_Problem_.
Set all the entries down again, unaltered.

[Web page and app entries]
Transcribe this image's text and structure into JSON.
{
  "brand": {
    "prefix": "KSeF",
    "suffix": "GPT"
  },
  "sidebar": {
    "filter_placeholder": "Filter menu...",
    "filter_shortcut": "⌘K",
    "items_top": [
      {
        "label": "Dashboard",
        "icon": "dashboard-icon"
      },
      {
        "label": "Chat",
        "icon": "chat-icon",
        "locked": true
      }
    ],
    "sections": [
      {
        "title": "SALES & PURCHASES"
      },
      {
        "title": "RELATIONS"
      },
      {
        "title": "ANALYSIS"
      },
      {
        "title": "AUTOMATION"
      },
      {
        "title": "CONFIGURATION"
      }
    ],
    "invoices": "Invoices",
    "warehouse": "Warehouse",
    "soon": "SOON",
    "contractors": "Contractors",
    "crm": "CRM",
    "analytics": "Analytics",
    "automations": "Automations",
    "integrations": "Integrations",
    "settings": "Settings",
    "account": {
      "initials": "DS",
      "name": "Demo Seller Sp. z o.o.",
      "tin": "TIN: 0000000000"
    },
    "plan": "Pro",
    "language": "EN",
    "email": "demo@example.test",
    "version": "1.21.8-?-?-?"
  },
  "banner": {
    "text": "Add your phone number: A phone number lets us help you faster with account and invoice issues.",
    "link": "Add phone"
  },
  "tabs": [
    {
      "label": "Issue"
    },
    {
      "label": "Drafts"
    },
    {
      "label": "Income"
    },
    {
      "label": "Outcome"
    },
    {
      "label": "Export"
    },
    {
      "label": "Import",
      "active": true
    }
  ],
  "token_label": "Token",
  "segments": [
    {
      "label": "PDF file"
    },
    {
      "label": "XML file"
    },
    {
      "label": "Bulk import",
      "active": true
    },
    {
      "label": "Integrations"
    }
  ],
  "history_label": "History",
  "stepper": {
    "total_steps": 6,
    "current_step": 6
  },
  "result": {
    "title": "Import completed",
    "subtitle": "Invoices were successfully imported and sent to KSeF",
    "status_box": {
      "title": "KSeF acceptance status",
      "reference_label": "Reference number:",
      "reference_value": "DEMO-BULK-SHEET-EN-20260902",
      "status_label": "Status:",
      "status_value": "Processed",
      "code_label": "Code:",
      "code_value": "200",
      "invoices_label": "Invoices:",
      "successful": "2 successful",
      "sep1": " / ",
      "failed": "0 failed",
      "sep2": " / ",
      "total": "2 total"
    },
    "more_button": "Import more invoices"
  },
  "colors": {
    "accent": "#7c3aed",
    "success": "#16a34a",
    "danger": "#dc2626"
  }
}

_Exercise output_.
Transcribe this image's text and structure into JSON.
{
  "brand": {
    "prefix": "KSeF",
    "suffix": "GPT"
  },
  "sidebar": {
    "filter_placeholder": "Filter menu...",
    "filter_shortcut": "⌘K",
    "items_top": [
      {
        "label": "Dashboard",
        "icon": "dashboard-icon"
      },
      {
        "label": "Chat",
        "icon": "chat-icon",
        "locked": true
      }
    ],
    "sections": [
      {
        "title": "SALES & PURCHASES"
      },
      {
        "title": "RELATIONS"
      },
      {
        "title": "ANALYSIS"
      },
      {
        "title": "AUTOMATION"
      },
      {
        "title": "CONFIGURATION"
      }
    ],
    "invoices": "Invoices",
    "warehouse": "Warehouse",
    "soon": "SOON",
    "contractors": "Contractors",
    "crm": "CRM",
    "analytics": "Analytics",
    "automations": "Automations",
    "integrations": "Integrations",
    "settings": "Settings",
    "account": {
      "initials": "DS",
      "name": "Demo Seller Sp. z o.o.",
      "tin": "TIN: 0000000000"
    },
    "plan": "Pro",
    "language": "EN",
    "email": "demo@example.test",
    "version": "1.21.8-?-?-?"
  },
  "banner": {
    "text": "Add your phone number: A phone number lets us help you faster with account and invoice issues.",
    "link": "Add phone"
  },
  "tabs": [
    {
      "label": "Issue"
    },
    {
      "label": "Drafts"
    },
    {
      "label": "Income"
    },
    {
      "label": "Outcome"
    },
    {
      "label": "Export"
    },
    {
      "label": "Import",
      "active": true
    }
  ],
  "token_label": "Token",
  "segments": [
    {
      "label": "PDF file"
    },
    {
      "label": "XML file"
    },
    {
      "label": "Bulk import",
      "active": true
    },
    {
      "label": "Integrations"
    }
  ],
  "history_label": "History",
  "stepper": {
    "total_steps": 6,
    "current_step": 6
  },
  "result": {
    "title": "Import completed",
    "subtitle": "Invoices were successfully imported and sent to KSeF",
    "status_box": {
      "title": "KSeF acceptance status",
      "reference_label": "Reference number:",
      "reference_value": "DEMO-BULK-SHEET-EN-20260902",
      "status_label": "Status:",
      "status_value": "Processed",
      "code_label": "Code:",
      "code_value": "200",
      "invoices_label": "Invoices:",
      "successful": "2 successful",
      "sep1": " / ",
      "failed": "0 failed",
      "sep2": " / ",
      "total": "2 total"
    },
    "more_button": "Import more invoices"
  },
  "colors": {
    "accent": "#7c3aed",
    "success": "#16a34a",
    "danger": "#dc2626"
  }
}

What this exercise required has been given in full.